The Justice Department didn't address the timing of this new charge today. The documents only went out after the summit between President Trump and Putin had ended. People can draw their own conclusions, I guess, about the timing.
I did call the special counsel's office today to see if Robert Mueller had any reaction to the criticism from both Trump and Putin of his investigation. As expected, Ari, there was no comment from the Mueller camp...
SHAPIRO: As usual.
JOHNSON: ...I guess, as usual.
SHAPIRO: It sounds like Maria Butina was a rather public figure, going to the National Prayer Breakfast, meeting with officials from the NRA. Are Americans who interacted with her over those periods going to be nervous now about potentially having been involved in what they may or may not have known was a conspiracy?
JOHNSON: This investigation is ongoing by the U.S. Attorney's Office in D.C. and federal national security prosecutors based at the Justice Department in Washington. The fact that other people were identified in the documents as Person 1 or Person 2 means the investigation continues. We're going to have to see where it all leads.
SHAPIRO: NPR national justice correspondent Carrie Johnson. Thanks, Carrie.
JOHNSON: My pleasure.

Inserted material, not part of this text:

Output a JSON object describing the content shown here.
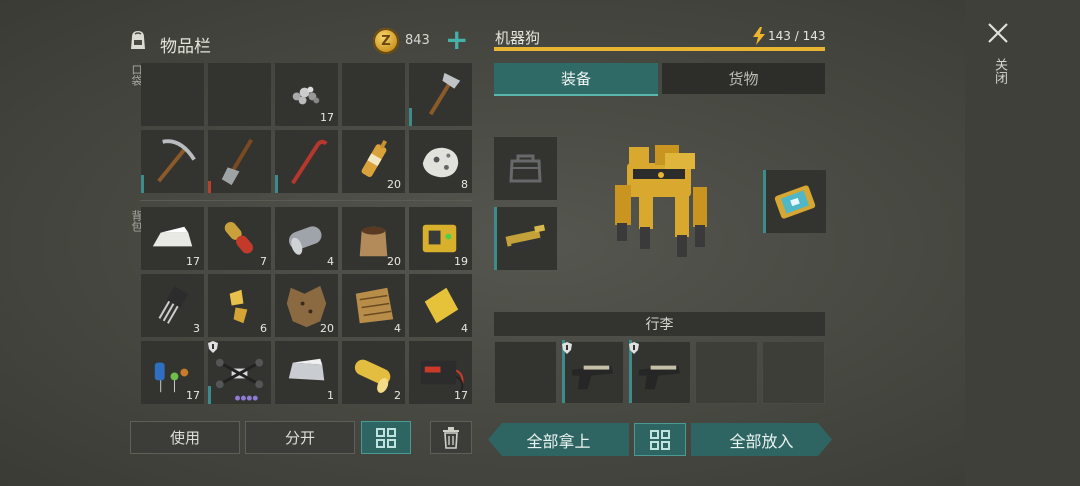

NPR transcripts are created on a rush deadline by Verb8tm, Inc., an NPR contractor, and produced using a proprietary transcription process developed with NPR. This text may not be in its final form and may be updated or revised in the future. Accuracy and availability may vary. The authoritative record of NPR’s programming is the audio record.